Find the string "into" in the records. Copy every line it appears in.

Input data —
'''
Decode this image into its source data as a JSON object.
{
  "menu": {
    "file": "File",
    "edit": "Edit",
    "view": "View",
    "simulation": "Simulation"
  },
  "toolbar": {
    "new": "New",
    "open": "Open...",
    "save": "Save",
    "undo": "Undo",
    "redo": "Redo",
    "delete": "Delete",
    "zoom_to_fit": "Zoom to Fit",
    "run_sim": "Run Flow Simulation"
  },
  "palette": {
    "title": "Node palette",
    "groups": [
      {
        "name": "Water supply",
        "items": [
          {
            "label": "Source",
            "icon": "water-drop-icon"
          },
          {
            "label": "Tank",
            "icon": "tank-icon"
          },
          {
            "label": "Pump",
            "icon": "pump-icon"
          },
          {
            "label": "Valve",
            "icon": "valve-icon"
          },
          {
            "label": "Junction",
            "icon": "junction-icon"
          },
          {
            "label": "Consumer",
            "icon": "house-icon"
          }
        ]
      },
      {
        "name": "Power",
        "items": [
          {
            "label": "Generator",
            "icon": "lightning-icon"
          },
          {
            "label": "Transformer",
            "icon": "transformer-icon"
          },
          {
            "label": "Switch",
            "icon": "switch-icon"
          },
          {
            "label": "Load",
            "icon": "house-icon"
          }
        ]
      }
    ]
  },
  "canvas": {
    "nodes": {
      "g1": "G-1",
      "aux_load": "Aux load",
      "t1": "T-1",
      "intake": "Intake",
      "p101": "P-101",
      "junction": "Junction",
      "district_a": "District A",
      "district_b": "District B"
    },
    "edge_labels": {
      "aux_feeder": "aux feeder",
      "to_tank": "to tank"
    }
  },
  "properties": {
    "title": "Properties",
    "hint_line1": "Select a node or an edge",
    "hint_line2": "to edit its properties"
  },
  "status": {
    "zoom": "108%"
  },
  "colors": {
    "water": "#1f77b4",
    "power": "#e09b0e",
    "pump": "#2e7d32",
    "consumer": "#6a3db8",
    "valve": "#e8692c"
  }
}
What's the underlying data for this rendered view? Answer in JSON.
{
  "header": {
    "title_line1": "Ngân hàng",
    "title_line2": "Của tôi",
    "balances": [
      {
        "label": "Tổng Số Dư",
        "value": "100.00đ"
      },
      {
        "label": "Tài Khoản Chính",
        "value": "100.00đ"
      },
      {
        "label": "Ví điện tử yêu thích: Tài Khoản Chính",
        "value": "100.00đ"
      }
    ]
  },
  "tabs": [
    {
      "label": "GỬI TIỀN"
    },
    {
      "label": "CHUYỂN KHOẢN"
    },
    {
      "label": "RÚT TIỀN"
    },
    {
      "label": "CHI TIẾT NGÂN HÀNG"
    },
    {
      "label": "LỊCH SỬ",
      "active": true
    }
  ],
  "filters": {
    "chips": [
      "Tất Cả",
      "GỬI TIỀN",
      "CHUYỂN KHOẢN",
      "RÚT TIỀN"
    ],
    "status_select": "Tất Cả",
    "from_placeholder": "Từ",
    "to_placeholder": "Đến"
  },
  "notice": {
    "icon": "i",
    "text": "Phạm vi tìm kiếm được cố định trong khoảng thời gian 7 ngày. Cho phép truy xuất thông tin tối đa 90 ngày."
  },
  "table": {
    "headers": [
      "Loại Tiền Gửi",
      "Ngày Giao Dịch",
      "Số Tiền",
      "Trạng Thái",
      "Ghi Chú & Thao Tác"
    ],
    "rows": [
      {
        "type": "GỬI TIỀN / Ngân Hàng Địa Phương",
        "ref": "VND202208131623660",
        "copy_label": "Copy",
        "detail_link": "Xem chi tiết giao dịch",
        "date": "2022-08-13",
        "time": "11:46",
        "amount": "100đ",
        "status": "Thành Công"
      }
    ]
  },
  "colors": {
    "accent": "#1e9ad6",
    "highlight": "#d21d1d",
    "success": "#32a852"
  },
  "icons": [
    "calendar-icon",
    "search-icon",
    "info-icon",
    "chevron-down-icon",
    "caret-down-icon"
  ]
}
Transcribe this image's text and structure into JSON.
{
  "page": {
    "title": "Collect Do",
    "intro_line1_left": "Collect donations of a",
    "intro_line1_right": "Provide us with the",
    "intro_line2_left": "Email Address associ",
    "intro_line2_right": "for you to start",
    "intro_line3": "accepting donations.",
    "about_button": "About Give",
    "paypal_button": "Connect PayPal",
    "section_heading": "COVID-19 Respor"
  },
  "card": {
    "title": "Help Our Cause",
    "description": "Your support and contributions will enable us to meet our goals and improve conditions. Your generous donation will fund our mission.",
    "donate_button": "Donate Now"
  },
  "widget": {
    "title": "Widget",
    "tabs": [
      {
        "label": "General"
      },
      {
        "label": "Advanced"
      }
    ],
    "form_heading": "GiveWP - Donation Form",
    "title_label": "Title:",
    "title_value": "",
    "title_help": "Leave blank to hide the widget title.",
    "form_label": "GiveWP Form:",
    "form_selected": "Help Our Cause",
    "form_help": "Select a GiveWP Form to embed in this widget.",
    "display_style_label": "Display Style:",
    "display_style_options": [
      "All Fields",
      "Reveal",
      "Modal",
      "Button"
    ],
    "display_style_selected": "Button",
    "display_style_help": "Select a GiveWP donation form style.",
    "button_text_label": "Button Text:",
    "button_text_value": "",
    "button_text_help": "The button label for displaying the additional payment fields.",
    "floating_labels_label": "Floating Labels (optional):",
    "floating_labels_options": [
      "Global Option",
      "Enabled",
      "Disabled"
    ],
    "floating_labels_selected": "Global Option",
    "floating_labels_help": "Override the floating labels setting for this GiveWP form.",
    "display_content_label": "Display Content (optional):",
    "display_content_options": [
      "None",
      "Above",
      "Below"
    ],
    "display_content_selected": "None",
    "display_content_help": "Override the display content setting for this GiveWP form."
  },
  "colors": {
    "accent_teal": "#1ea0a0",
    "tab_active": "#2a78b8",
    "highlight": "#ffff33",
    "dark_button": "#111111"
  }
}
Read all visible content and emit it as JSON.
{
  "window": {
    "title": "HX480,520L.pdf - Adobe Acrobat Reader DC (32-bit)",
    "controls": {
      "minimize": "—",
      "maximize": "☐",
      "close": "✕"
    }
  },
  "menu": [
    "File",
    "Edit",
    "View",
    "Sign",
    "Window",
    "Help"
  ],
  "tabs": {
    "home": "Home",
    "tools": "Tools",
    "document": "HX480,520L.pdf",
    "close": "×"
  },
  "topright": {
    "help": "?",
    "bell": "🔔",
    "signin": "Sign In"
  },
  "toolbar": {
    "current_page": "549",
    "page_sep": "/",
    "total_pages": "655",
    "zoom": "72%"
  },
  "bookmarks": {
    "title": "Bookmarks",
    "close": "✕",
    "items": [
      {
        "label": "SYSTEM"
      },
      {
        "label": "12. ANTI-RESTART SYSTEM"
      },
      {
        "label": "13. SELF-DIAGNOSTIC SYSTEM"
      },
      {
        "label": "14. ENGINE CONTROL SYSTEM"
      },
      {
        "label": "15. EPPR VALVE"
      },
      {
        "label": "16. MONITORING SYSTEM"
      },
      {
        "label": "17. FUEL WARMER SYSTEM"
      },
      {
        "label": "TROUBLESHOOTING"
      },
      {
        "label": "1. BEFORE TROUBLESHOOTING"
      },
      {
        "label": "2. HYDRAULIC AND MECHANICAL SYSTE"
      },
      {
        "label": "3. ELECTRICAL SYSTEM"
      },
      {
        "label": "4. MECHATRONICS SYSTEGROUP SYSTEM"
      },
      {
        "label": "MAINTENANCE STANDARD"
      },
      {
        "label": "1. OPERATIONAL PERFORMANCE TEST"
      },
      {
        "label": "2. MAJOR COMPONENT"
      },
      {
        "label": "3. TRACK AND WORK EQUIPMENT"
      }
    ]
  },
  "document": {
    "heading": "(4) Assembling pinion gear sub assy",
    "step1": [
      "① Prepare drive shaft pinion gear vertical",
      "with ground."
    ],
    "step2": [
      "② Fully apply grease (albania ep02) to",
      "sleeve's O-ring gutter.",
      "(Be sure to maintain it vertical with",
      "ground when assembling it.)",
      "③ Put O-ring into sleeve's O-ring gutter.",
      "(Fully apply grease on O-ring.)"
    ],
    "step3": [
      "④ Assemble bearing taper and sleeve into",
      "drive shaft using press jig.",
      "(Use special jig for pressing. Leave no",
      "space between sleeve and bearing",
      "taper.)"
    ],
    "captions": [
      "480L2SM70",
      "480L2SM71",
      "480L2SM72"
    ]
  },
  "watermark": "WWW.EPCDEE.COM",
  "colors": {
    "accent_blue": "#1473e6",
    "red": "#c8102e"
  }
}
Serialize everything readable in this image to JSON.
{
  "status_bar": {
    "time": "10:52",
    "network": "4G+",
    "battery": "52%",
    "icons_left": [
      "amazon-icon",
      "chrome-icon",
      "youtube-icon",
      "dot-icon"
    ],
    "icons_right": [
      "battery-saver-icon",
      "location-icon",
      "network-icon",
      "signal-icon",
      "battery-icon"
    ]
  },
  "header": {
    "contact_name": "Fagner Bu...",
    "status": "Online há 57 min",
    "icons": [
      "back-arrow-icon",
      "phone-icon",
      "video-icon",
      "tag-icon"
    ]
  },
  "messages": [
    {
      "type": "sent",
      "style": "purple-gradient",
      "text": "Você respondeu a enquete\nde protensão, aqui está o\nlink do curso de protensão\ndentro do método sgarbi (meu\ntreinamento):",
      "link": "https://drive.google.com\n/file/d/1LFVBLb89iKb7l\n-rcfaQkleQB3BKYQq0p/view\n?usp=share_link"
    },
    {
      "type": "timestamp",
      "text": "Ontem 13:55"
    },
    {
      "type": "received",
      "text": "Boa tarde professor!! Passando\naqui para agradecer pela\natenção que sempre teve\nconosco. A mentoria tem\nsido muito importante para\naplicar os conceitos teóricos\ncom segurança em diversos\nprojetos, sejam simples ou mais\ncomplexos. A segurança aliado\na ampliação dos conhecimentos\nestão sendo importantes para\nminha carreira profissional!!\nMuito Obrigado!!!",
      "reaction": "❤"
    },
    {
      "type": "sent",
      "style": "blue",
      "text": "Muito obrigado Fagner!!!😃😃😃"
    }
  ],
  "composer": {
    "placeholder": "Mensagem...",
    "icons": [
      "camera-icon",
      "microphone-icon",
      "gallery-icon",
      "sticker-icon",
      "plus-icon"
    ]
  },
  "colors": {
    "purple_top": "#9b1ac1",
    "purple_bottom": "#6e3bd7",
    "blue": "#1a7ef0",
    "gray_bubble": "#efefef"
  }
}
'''
Result of the task —
Decode this image into its source data as a JSON object.
Transcribe this image's text and structure into JSON.
      "③ Put O-ring into sleeve's O-ring gutter.",
      "④ Assemble bearing taper and sleeve into",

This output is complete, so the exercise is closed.